*** Given data Section Begins ***

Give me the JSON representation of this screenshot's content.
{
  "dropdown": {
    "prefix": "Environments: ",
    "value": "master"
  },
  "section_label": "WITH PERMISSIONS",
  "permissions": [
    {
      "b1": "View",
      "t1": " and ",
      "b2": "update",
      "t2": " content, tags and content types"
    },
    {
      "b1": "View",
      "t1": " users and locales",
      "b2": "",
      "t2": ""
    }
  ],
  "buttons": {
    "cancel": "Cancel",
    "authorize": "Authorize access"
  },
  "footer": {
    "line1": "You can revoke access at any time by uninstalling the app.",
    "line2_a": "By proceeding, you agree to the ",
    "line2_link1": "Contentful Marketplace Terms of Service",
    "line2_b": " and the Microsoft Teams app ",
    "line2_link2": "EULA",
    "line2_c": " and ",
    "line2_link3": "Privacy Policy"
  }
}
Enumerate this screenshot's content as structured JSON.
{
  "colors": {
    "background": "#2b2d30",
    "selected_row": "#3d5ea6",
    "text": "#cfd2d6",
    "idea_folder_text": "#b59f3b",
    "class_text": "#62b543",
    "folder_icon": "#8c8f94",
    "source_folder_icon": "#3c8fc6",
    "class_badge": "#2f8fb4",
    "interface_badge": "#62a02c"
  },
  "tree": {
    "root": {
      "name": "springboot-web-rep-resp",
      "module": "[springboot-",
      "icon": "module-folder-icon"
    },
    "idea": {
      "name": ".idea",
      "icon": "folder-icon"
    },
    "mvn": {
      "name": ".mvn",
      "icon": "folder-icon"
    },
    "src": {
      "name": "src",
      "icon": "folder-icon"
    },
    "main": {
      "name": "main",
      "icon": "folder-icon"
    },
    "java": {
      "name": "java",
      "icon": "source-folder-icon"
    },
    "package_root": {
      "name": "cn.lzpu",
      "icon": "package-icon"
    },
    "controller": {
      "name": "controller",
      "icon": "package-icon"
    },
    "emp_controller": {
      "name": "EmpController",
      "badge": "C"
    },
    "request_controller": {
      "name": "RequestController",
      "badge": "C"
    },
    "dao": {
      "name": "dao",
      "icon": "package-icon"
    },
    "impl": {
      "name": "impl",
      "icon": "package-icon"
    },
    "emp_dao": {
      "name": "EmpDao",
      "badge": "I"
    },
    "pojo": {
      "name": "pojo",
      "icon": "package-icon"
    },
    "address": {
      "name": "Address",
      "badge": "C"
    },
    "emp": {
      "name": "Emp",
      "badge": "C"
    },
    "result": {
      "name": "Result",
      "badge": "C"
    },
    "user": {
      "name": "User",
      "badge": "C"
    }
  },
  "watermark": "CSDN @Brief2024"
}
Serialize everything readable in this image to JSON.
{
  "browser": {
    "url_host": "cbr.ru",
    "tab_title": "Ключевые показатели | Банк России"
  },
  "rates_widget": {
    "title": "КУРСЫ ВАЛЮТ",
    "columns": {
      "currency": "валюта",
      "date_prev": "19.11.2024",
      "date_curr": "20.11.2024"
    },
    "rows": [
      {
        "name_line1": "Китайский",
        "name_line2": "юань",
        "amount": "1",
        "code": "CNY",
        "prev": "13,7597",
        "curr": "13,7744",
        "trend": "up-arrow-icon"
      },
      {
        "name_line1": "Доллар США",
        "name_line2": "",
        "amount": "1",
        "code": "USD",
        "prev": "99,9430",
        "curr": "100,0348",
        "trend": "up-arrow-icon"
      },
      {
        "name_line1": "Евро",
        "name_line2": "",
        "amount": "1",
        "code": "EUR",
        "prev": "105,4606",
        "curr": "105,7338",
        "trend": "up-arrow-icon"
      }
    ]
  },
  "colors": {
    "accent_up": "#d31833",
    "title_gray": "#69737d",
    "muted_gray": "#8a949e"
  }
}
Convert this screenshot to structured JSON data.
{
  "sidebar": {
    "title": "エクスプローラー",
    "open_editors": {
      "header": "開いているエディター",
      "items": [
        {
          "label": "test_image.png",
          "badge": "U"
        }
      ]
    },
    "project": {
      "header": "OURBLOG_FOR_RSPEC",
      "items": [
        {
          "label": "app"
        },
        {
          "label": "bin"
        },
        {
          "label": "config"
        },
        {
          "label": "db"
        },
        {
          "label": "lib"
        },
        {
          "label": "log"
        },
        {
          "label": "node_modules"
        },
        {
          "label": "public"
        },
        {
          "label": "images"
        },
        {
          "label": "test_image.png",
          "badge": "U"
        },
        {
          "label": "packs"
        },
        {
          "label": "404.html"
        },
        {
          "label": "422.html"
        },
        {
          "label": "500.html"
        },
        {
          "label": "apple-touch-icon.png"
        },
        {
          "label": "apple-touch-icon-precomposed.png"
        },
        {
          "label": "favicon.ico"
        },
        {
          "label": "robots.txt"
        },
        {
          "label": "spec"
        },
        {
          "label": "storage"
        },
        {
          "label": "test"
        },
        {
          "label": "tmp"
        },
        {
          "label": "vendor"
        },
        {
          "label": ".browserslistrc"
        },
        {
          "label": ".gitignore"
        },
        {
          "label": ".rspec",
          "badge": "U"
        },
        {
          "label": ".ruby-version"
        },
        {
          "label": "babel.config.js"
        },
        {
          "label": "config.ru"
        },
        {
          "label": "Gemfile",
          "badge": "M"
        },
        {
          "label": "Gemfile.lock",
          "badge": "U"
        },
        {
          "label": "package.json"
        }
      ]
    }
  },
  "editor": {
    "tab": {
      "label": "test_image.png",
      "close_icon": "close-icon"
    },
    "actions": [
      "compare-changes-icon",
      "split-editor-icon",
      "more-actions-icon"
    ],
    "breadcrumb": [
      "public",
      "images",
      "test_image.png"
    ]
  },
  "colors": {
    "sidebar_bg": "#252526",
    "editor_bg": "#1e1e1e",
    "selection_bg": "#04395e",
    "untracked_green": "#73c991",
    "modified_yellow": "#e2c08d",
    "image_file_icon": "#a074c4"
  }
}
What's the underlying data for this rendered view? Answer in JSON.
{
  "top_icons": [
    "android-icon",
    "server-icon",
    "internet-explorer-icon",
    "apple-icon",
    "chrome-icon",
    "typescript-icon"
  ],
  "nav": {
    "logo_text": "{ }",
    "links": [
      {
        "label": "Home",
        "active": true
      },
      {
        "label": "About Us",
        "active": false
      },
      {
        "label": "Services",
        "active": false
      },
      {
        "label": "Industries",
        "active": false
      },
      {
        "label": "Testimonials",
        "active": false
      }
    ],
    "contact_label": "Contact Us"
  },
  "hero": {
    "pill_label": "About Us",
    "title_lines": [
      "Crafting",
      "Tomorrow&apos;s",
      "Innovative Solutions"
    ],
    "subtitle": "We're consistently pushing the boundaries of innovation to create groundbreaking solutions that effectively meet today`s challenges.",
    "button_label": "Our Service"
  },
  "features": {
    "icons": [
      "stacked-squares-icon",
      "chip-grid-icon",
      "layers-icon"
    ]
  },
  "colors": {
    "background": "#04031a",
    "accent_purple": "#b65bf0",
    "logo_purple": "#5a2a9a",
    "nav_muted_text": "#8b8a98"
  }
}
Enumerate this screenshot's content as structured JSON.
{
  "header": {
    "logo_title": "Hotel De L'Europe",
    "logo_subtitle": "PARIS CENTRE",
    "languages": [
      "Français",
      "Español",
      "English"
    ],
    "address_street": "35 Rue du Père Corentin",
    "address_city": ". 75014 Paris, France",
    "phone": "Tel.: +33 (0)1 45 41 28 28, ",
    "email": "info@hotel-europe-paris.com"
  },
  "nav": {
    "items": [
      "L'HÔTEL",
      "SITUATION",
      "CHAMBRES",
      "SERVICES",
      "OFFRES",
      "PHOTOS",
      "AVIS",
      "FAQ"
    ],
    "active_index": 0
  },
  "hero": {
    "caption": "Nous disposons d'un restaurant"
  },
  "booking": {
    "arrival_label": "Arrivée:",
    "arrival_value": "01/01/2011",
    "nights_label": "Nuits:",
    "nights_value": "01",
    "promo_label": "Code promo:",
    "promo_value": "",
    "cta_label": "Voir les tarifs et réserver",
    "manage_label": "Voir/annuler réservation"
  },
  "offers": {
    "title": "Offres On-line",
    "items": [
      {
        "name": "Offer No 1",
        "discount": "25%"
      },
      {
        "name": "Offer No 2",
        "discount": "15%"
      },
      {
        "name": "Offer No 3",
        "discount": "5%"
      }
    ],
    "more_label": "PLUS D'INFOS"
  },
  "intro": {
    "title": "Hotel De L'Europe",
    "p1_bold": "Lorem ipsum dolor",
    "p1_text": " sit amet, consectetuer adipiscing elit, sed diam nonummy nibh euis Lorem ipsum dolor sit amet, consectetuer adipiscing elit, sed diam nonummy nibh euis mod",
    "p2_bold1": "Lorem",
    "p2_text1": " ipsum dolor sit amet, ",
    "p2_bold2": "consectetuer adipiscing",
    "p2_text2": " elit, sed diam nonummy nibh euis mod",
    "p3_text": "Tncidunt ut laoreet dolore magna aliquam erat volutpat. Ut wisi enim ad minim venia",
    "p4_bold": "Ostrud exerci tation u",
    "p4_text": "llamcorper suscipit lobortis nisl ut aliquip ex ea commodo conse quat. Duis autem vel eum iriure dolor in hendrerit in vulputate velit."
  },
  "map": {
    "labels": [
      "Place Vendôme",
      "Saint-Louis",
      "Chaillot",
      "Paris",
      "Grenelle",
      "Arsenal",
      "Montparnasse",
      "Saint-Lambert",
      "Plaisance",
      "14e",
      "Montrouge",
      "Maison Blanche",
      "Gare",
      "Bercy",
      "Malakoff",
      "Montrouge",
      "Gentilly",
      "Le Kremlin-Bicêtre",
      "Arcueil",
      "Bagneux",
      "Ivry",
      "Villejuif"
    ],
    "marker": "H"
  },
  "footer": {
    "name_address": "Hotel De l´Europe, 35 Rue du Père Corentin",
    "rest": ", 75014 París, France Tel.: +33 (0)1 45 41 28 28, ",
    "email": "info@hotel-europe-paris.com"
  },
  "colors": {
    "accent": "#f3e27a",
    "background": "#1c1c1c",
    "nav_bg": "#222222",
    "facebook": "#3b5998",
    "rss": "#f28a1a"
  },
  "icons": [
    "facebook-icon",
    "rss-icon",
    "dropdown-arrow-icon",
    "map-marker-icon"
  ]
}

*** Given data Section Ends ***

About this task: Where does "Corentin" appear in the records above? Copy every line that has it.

Response:
    "address_street": "35 Rue du Père Corentin",
    "name_address": "Hotel De l´Europe, 35 Rue du Père Corentin",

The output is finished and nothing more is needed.